In January 2003, the Dallas City Council passed a comprehensive smoking ban thatcovered restaurants, hotels, bingo halls and bowling centers in the city. On March 1, 2003 thisordinance took effect.As the Dallas smoking ban passed its first anniversary this past March, questionscontinued about its impacts on restaurants, hotels, and drinking establishments where food salesqualify them as restaurants in the language codified in the non-smoking ordinance.In January 2003, the Greater Dallas Restaurant Association asked us to review theimpacts a smoking ban had on the City of Carrollton in the mid-1990's and the potential impactssuch a ban would have on Dallas. We found a significant impact did occur in Carrollton (whichlater rescinded its ordinance) and urged Dallas policymakers to adopt smoking restrictions thatfocused on accommodation, not discrimination.In March of this year, the Dallas Restaurant Association asked us to review the one year impact of the Dallas smoking ordinance on City of Dallas restaurants.
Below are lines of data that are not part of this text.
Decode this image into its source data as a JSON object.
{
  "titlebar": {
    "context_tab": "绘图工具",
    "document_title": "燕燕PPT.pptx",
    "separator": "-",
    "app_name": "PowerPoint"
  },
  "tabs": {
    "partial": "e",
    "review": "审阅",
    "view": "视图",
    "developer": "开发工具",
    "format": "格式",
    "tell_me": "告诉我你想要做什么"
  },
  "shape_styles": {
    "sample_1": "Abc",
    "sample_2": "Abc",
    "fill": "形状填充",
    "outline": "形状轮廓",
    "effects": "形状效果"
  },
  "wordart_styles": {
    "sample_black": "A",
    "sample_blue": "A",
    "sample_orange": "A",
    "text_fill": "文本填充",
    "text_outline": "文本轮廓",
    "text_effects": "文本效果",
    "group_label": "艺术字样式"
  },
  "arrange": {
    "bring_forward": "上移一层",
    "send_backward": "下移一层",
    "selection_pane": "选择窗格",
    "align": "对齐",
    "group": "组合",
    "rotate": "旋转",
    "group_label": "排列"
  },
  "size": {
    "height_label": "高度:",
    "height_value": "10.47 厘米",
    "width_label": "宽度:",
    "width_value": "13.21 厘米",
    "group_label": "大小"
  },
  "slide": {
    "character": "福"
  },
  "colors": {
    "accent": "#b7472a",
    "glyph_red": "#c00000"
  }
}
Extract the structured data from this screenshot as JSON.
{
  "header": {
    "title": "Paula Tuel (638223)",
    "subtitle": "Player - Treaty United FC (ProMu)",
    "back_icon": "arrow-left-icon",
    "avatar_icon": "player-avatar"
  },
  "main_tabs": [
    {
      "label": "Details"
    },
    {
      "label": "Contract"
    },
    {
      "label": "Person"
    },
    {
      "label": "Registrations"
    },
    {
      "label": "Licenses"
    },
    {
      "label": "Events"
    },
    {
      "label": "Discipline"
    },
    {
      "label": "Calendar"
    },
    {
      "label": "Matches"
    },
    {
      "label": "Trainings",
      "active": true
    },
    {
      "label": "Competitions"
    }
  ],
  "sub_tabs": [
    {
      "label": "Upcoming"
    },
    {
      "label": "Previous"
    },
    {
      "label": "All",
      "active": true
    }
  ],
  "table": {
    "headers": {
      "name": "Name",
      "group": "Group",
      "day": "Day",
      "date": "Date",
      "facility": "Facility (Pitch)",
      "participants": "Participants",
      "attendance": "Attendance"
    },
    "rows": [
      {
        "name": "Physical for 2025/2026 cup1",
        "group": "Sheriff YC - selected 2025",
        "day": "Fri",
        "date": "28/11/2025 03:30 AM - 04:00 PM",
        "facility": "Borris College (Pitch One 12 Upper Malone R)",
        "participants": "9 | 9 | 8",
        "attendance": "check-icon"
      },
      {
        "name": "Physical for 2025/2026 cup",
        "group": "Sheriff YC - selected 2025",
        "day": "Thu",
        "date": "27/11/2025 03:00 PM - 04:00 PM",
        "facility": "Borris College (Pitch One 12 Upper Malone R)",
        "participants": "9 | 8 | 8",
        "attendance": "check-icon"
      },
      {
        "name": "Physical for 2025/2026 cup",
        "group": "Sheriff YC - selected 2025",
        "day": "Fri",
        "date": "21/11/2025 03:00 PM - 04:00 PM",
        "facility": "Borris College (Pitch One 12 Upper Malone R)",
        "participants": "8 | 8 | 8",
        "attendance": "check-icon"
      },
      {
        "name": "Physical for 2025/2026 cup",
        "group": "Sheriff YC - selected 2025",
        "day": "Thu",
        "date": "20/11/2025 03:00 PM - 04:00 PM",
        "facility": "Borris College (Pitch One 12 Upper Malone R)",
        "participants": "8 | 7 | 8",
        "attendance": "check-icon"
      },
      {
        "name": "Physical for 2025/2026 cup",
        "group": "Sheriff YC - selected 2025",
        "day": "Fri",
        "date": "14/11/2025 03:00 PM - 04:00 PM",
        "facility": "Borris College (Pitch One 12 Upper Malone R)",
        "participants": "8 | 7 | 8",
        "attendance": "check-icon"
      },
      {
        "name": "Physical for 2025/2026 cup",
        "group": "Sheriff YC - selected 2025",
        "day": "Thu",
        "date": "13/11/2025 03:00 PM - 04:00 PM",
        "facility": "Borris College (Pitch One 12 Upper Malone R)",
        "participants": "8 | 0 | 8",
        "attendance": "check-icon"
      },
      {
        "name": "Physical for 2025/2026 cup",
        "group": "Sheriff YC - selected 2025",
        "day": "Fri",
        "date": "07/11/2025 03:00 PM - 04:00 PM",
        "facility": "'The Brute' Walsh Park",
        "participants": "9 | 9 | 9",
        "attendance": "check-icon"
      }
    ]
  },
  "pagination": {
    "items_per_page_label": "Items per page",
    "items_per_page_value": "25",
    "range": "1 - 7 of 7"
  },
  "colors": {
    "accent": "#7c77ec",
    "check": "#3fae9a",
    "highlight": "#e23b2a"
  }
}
However, there is three tofour month delay in getting monthly sales information from the state comptrollers office, so afull year analysis of data was not possible until late this summer.The following is a report on our efforts to measure the effect, if any, of the smoking banon revenues at affected City of Dallas establishments.For this report, we evaluated alcoholic beverage sales data available from the State of Texas Comptrollers Office, reviewed a survey conducted by the Greater Dallas RestaurantAssociation, and analyzed information obtained from press reports during the first quarter of thisyear.
Our preliminary findings indicate the Dallas smoking ban ordinance
Contributed to a decline in alcohol sales in the City of Dallas
Negatively impacted revenue at many restaurants in Dallas
Caused at least four restaurant closings
Appears to be changing the business models used by hospitality business ownersin Dallas.
The findings also track the trend experienced in Carrollton, Texas where a governmentimposed smoking ban led to a decline in alcohol sales and a loss of restaurant development andtax dollars in the city.Earlier this year a news report focused on whether Dallas was at a "Tipping Point" in itseffort to remain in the top tier cities in the nation. Based on our review, the city is clearly at"Tipping Point" in regards to encouraging hospitality development in the city. Not only has thesmoking ordinance impacted operations at many restaurants; it has changed the perception of the